▸ How to complete this task:
Once the data has been read, restate all of it exactly.
====
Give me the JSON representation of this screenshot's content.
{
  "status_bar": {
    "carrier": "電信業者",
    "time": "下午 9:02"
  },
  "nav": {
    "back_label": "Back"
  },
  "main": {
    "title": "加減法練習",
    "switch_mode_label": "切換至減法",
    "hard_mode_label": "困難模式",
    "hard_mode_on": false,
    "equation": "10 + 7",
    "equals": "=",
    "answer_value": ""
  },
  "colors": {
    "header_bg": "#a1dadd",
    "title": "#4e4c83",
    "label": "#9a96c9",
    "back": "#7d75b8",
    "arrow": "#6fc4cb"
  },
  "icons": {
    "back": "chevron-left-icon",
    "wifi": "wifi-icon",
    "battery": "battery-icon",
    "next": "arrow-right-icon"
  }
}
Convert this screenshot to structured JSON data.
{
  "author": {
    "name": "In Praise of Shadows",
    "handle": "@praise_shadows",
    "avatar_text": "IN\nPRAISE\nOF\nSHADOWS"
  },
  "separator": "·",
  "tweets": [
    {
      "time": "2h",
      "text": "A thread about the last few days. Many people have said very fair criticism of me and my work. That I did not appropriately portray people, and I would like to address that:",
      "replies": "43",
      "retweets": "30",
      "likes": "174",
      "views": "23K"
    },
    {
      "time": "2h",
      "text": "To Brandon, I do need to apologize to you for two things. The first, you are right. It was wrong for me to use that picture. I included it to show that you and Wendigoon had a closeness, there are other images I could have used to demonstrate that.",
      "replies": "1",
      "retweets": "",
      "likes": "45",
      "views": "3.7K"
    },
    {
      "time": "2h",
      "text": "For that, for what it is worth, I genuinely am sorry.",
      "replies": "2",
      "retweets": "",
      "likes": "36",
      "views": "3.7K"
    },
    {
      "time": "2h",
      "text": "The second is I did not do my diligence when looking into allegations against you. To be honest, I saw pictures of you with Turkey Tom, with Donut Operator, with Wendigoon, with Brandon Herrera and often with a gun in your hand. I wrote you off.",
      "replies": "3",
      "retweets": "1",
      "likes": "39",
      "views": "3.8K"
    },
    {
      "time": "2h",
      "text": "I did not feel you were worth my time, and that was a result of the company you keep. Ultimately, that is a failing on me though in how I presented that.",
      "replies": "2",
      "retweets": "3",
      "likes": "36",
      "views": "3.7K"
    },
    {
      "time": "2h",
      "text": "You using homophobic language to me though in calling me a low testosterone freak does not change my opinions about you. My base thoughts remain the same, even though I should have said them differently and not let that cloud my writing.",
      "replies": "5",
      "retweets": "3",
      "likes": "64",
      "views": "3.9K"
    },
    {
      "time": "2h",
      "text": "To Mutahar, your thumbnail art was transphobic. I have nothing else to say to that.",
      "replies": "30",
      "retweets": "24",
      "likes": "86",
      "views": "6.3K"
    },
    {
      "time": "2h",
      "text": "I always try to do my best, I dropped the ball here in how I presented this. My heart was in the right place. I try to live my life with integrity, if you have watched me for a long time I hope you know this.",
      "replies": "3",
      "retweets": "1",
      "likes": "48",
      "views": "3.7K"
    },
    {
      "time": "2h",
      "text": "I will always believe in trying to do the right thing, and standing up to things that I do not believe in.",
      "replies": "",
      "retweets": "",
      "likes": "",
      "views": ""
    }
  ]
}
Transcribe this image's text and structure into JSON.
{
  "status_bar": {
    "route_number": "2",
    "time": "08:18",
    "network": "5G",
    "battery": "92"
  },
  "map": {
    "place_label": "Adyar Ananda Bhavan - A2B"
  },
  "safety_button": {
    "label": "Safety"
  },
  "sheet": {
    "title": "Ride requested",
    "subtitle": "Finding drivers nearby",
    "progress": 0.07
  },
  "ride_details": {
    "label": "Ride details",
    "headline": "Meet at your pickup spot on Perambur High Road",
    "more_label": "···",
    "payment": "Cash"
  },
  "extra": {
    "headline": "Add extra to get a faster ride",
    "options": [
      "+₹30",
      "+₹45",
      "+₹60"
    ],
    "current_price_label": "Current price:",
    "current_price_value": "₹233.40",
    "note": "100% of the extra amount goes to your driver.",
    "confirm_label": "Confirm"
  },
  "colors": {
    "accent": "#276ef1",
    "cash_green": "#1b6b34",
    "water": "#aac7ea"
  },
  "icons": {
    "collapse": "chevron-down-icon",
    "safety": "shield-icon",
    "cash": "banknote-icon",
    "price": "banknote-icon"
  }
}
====
▸ Reply:
Give me the JSON representation of this screenshot's content.
{
  "status_bar": {
    "carrier": "電信業者",
    "time": "下午 9:02"
  },
  "nav": {
    "back_label": "Back"
  },
  "main": {
    "title": "加減法練習",
    "switch_mode_label": "切換至減法",
    "hard_mode_label": "困難模式",
    "hard_mode_on": false,
    "equation": "10 + 7",
    "equals": "=",
    "answer_value": ""
  },
  "colors": {
    "header_bg": "#a1dadd",
    "title": "#4e4c83",
    "label": "#9a96c9",
    "back": "#7d75b8",
    "arrow": "#6fc4cb"
  },
  "icons": {
    "back": "chevron-left-icon",
    "wifi": "wifi-icon",
    "battery": "battery-icon",
    "next": "arrow-right-icon"
  }
}
Convert this screenshot to structured JSON data.
{
  "author": {
    "name": "In Praise of Shadows",
    "handle": "@praise_shadows",
    "avatar_text": "IN\nPRAISE\nOF\nSHADOWS"
  },
  "separator": "·",
  "tweets": [
    {
      "time": "2h",
      "text": "A thread about the last few days. Many people have said very fair criticism of me and my work. That I did not appropriately portray people, and I would like to address that:",
      "replies": "43",
      "retweets": "30",
      "likes": "174",
      "views": "23K"
    },
    {
      "time": "2h",
      "text": "To Brandon, I do need to apologize to you for two things. The first, you are right. It was wrong for me to use that picture. I included it to show that you and Wendigoon had a closeness, there are other images I could have used to demonstrate that.",
      "replies": "1",
      "retweets": "",
      "likes": "45",
      "views": "3.7K"
    },
    {
      "time": "2h",
      "text": "For that, for what it is worth, I genuinely am sorry.",
      "replies": "2",
      "retweets": "",
      "likes": "36",
      "views": "3.7K"
    },
    {
      "time": "2h",
      "text": "The second is I did not do my diligence when looking into allegations against you. To be honest, I saw pictures of you with Turkey Tom, with Donut Operator, with Wendigoon, with Brandon Herrera and often with a gun in your hand. I wrote you off.",
      "replies": "3",
      "retweets": "1",
      "likes": "39",
      "views": "3.8K"
    },
    {
      "time": "2h",
      "text": "I did not feel you were worth my time, and that was a result of the company you keep. Ultimately, that is a failing on me though in how I presented that.",
      "replies": "2",
      "retweets": "3",
      "likes": "36",
      "views": "3.7K"
    },
    {
      "time": "2h",
      "text": "You using homophobic language to me though in calling me a low testosterone freak does not change my opinions about you. My base thoughts remain the same, even though I should have said them differently and not let that cloud my writing.",
      "replies": "5",
      "retweets": "3",
      "likes": "64",
      "views": "3.9K"
    },
    {
      "time": "2h",
      "text": "To Mutahar, your thumbnail art was transphobic. I have nothing else to say to that.",
      "replies": "30",
      "retweets": "24",
      "likes": "86",
      "views": "6.3K"
    },
    {
      "time": "2h",
      "text": "I always try to do my best, I dropped the ball here in how I presented this. My heart was in the right place. I try to live my life with integrity, if you have watched me for a long time I hope you know this.",
      "replies": "3",
      "retweets": "1",
      "likes": "48",
      "views": "3.7K"
    },
    {
      "time": "2h",
      "text": "I will always believe in trying to do the right thing, and standing up to things that I do not believe in.",
      "replies": "",
      "retweets": "",
      "likes": "",
      "views": ""
    }
  ]
}
Transcribe this image's text and structure into JSON.
{
  "status_bar": {
    "route_number": "2",
    "time": "08:18",
    "network": "5G",
    "battery": "92"
  },
  "map": {
    "place_label": "Adyar Ananda Bhavan - A2B"
  },
  "safety_button": {
    "label": "Safety"
  },
  "sheet": {
    "title": "Ride requested",
    "subtitle": "Finding drivers nearby",
    "progress": 0.07
  },
  "ride_details": {
    "label": "Ride details",
    "headline": "Meet at your pickup spot on Perambur High Road",
    "more_label": "···",
    "payment": "Cash"
  },
  "extra": {
    "headline": "Add extra to get a faster ride",
    "options": [
      "+₹30",
      "+₹45",
      "+₹60"
    ],
    "current_price_label": "Current price:",
    "current_price_value": "₹233.40",
    "note": "100% of the extra amount goes to your driver.",
    "confirm_label": "Confirm"
  },
  "colors": {
    "accent": "#276ef1",
    "cash_green": "#1b6b34",
    "water": "#aac7ea"
  },
  "icons": {
    "collapse": "chevron-down-icon",
    "safety": "shield-icon",
    "cash": "banknote-icon",
    "price": "banknote-icon"
  }
}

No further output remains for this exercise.